Input records>
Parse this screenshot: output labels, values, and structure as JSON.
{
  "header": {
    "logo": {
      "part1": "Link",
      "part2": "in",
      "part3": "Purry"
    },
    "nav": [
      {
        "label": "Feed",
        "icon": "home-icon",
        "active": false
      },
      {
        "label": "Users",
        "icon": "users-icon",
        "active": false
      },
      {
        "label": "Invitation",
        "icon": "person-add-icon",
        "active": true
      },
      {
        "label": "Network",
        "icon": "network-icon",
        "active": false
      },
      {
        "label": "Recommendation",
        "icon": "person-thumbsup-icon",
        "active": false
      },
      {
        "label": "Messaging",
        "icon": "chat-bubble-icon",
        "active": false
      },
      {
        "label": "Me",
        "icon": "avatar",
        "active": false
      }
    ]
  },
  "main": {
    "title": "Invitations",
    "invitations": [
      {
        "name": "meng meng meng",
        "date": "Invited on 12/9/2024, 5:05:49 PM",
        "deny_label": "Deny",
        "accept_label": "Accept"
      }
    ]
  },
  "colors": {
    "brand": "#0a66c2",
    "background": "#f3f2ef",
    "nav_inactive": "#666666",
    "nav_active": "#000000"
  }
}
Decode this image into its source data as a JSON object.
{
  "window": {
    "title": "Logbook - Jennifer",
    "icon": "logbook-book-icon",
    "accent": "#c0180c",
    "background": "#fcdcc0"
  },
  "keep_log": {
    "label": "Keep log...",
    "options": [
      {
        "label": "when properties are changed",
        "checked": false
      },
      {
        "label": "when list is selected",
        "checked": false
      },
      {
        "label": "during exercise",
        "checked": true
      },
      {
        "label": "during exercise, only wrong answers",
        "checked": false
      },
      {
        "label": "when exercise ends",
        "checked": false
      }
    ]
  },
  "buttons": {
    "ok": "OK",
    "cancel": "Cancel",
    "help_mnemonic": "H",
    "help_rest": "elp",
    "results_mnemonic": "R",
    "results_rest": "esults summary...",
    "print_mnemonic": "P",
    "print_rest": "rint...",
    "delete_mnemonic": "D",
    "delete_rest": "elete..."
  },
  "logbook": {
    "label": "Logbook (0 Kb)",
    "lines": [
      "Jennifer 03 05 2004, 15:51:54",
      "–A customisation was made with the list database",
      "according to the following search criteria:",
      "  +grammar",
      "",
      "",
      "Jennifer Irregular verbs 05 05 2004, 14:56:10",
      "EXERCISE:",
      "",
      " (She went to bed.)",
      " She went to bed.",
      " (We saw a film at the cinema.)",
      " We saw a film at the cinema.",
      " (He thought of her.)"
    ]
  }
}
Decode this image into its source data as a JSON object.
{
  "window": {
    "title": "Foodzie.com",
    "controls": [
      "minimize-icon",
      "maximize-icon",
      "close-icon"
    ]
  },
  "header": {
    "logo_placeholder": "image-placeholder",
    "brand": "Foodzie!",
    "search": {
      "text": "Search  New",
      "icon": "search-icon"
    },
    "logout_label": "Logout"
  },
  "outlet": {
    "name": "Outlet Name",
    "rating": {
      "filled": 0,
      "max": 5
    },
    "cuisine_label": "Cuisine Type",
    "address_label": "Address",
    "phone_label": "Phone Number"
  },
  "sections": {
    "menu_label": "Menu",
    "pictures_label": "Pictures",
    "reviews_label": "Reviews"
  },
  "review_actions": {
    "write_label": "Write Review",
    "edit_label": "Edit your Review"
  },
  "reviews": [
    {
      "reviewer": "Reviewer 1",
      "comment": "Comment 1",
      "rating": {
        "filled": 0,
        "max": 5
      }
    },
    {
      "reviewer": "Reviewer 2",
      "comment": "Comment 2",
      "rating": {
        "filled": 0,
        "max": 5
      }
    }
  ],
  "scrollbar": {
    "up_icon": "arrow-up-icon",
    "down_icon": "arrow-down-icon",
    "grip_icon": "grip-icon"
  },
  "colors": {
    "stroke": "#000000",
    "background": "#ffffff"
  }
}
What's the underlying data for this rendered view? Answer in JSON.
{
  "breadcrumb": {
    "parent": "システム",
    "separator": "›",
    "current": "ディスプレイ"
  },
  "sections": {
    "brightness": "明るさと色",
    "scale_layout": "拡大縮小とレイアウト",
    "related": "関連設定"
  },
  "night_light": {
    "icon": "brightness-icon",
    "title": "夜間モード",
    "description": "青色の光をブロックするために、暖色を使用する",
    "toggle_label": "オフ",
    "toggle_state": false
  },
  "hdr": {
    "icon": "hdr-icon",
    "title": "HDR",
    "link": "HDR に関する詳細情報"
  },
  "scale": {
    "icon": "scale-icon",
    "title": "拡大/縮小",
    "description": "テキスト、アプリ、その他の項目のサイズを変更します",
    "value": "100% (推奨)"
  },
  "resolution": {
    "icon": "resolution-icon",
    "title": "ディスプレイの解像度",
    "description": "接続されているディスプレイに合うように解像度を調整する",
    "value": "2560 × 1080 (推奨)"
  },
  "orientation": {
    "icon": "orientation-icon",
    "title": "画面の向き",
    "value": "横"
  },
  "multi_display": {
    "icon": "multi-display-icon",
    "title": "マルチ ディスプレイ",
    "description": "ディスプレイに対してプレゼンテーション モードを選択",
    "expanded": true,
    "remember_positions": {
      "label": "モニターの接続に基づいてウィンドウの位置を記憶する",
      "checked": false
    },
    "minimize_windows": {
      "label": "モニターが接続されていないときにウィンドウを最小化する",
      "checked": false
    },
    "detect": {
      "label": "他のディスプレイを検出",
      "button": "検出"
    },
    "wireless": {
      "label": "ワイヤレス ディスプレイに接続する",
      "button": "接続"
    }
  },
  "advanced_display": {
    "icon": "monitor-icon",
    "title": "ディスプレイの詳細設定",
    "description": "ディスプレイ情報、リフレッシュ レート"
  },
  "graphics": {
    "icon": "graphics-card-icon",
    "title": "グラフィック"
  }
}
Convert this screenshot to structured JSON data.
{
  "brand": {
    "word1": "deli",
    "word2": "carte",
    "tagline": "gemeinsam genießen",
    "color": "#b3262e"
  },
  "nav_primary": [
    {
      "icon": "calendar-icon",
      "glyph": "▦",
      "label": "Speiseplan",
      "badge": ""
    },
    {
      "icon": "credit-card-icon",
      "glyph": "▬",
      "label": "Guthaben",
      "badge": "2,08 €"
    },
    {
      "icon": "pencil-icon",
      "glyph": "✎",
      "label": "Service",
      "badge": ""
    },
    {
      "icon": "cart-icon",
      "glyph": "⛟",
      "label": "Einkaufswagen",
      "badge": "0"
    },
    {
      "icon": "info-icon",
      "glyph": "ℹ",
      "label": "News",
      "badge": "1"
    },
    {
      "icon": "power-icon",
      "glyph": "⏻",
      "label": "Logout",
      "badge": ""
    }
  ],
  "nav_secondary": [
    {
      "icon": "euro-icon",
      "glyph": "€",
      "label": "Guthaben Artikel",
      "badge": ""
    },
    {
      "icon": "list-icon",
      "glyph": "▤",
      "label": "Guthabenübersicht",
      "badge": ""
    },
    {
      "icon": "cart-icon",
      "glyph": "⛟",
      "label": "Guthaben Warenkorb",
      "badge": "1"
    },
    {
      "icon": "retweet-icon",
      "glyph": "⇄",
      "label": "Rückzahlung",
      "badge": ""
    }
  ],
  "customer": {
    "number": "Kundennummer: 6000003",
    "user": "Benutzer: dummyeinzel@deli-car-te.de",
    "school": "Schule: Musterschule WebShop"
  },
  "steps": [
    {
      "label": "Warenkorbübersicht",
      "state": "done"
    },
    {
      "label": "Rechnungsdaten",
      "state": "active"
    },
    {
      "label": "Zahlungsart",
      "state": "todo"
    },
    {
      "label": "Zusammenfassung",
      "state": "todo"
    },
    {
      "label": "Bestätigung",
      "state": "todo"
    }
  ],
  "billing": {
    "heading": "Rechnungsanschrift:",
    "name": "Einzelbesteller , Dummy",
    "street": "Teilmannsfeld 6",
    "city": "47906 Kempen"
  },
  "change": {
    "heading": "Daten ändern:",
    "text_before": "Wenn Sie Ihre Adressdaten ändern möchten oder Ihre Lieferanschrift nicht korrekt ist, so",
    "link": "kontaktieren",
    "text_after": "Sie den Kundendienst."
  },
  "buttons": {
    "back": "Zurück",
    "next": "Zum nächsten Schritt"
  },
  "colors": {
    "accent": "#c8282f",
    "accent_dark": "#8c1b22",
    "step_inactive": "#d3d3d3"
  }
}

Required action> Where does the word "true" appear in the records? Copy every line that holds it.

Exercise solution>
        "active": true
        "checked": true
    "expanded": true,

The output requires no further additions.